= What to work on =
Every line of the data needs to be returned exactly.

** Provided records follows **

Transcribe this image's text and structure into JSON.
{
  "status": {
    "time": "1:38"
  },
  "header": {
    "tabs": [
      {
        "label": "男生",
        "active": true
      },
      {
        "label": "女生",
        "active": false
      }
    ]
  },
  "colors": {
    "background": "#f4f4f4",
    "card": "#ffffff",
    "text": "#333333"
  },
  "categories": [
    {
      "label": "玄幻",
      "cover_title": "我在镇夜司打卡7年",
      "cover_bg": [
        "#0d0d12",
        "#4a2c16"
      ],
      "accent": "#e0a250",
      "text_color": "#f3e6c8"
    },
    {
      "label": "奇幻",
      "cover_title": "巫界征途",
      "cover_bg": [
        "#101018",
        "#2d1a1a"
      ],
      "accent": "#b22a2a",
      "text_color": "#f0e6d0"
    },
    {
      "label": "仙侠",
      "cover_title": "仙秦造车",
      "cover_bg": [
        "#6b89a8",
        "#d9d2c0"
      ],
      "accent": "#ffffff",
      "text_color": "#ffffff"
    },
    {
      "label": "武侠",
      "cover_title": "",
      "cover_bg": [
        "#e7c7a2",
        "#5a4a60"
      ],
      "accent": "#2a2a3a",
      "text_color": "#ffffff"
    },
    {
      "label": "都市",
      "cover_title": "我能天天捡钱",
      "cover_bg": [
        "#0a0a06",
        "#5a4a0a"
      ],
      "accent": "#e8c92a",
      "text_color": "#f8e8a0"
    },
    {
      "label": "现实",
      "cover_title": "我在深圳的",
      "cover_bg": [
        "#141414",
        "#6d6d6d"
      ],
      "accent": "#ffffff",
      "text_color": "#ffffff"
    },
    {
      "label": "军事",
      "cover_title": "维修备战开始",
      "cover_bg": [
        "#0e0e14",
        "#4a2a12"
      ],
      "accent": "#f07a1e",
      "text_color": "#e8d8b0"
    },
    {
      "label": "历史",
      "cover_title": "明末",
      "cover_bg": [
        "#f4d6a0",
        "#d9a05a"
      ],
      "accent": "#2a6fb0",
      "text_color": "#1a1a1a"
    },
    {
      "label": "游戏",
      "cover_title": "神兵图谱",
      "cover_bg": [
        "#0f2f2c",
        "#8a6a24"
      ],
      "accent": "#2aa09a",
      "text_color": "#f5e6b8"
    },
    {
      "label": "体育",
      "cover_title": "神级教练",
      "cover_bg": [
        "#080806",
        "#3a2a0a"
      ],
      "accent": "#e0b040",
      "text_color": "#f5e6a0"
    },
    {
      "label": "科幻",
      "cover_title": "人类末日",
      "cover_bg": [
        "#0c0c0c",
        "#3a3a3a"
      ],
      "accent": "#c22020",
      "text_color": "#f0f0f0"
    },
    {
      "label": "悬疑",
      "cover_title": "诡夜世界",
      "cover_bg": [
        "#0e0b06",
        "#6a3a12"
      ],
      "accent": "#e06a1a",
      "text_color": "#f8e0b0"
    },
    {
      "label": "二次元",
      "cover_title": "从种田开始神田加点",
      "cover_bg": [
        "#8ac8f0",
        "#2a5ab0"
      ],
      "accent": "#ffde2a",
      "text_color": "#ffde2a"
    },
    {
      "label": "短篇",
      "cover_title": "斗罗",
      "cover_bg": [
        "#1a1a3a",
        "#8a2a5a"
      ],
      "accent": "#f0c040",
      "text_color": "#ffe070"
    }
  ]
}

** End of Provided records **

= Answer space =
Transcribe this image's text and structure into JSON.
{
  "status": {
    "time": "1:38"
  },
  "header": {
    "tabs": [
      {
        "label": "男生",
        "active": true
      },
      {
        "label": "女生",
        "active": false
      }
    ]
  },
  "colors": {
    "background": "#f4f4f4",
    "card": "#ffffff",
    "text": "#333333"
  },
  "categories": [
    {
      "label": "玄幻",
      "cover_title": "我在镇夜司打卡7年",
      "cover_bg": [
        "#0d0d12",
        "#4a2c16"
      ],
      "accent": "#e0a250",
      "text_color": "#f3e6c8"
    },
    {
      "label": "奇幻",
      "cover_title": "巫界征途",
      "cover_bg": [
        "#101018",
        "#2d1a1a"
      ],
      "accent": "#b22a2a",
      "text_color": "#f0e6d0"
    },
    {
      "label": "仙侠",
      "cover_title": "仙秦造车",
      "cover_bg": [
        "#6b89a8",
        "#d9d2c0"
      ],
      "accent": "#ffffff",
      "text_color": "#ffffff"
    },
    {
      "label": "武侠",
      "cover_title": "",
      "cover_bg": [
        "#e7c7a2",
        "#5a4a60"
      ],
      "accent": "#2a2a3a",
      "text_color": "#ffffff"
    },
    {
      "label": "都市",
      "cover_title": "我能天天捡钱",
      "cover_bg": [
        "#0a0a06",
        "#5a4a0a"
      ],
      "accent": "#e8c92a",
      "text_color": "#f8e8a0"
    },
    {
      "label": "现实",
      "cover_title": "我在深圳的",
      "cover_bg": [
        "#141414",
        "#6d6d6d"
      ],
      "accent": "#ffffff",
      "text_color": "#ffffff"
    },
    {
      "label": "军事",
      "cover_title": "维修备战开始",
      "cover_bg": [
        "#0e0e14",
        "#4a2a12"
      ],
      "accent": "#f07a1e",
      "text_color": "#e8d8b0"
    },
    {
      "label": "历史",
      "cover_title": "明末",
      "cover_bg": [
        "#f4d6a0",
        "#d9a05a"
      ],
      "accent": "#2a6fb0",
      "text_color": "#1a1a1a"
    },
    {
      "label": "游戏",
      "cover_title": "神兵图谱",
      "cover_bg": [
        "#0f2f2c",
        "#8a6a24"
      ],
      "accent": "#2aa09a",
      "text_color": "#f5e6b8"
    },
    {
      "label": "体育",
      "cover_title": "神级教练",
      "cover_bg": [
        "#080806",
        "#3a2a0a"
      ],
      "accent": "#e0b040",
      "text_color": "#f5e6a0"
    },
    {
      "label": "科幻",
      "cover_title": "人类末日",
      "cover_bg": [
        "#0c0c0c",
        "#3a3a3a"
      ],
      "accent": "#c22020",
      "text_color": "#f0f0f0"
    },
    {
      "label": "悬疑",
      "cover_title": "诡夜世界",
      "cover_bg": [
        "#0e0b06",
        "#6a3a12"
      ],
      "accent": "#e06a1a",
      "text_color": "#f8e0b0"
    },
    {
      "label": "二次元",
      "cover_title": "从种田开始神田加点",
      "cover_bg": [
        "#8ac8f0",
        "#2a5ab0"
      ],
      "accent": "#ffde2a",
      "text_color": "#ffde2a"
    },
    {
      "label": "短篇",
      "cover_title": "斗罗",
      "cover_bg": [
        "#1a1a3a",
        "#8a2a5a"
      ],
      "accent": "#f0c040",
      "text_color": "#ffe070"
    }
  ]
}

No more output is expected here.